=> _OBJ(xxx,yyyy,zzzz,wwww)
fcl> exit
Now run Fcl again to make sure the data area is really there:

% fcl
fcl> set root [ trans { persist getroot }]
fcl> set root
fcl> exit
You should get back exactly the same object handle as you got before.

Now the DB is ready to handle the code in the user interface. You can now run the UI as described in its manual and create some sample designs in the three pre-defined styles.

7 Running the UI

The UI makes up the bulk of the generic design environment. "Styles" in the current system are just extensions to this generic environment that are loaded into the Fcl interpreter at run time. Currently, in addition to the generic environment (called the "UI") there are three styles: pf, unix-pf, and msg. Each lives in its own directory at the same level of the source tree as the Fcl directory.

Right now, you can only run one style at a time. This is changing however, since the code itself only has this limitation in a few places. To run the UI in a particular style, say pf, type the following at the shell:

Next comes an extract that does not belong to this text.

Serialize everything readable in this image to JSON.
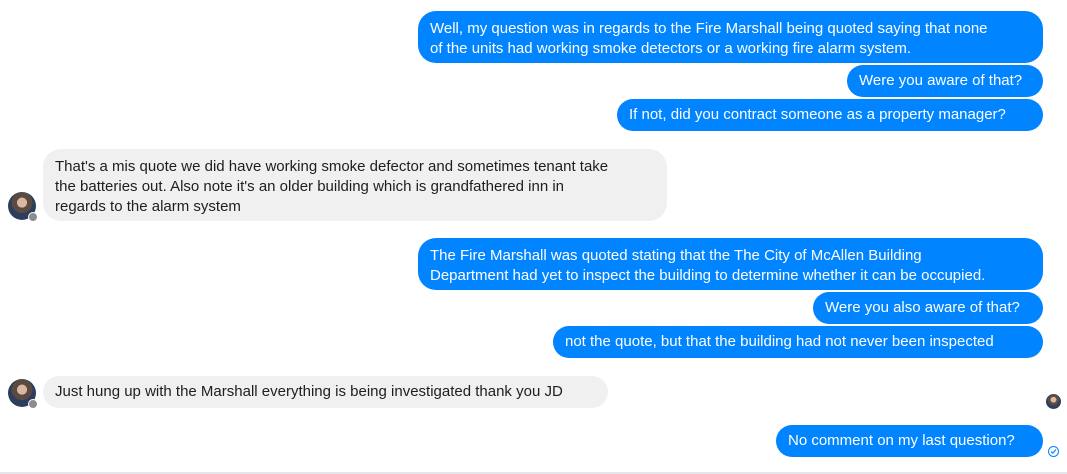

% cd $ROOT/pf
% fcl
fcl> source main.tcl
At this point, the main box with four buttons will come up, and if you haven't got a tool server around, the tool server will start also. This startup sequence is identical for all styles.

If you want to configure your system so different things happen at startup, for now, the best way is just to edit main.tcl. Eventually, we'll provide something smarter.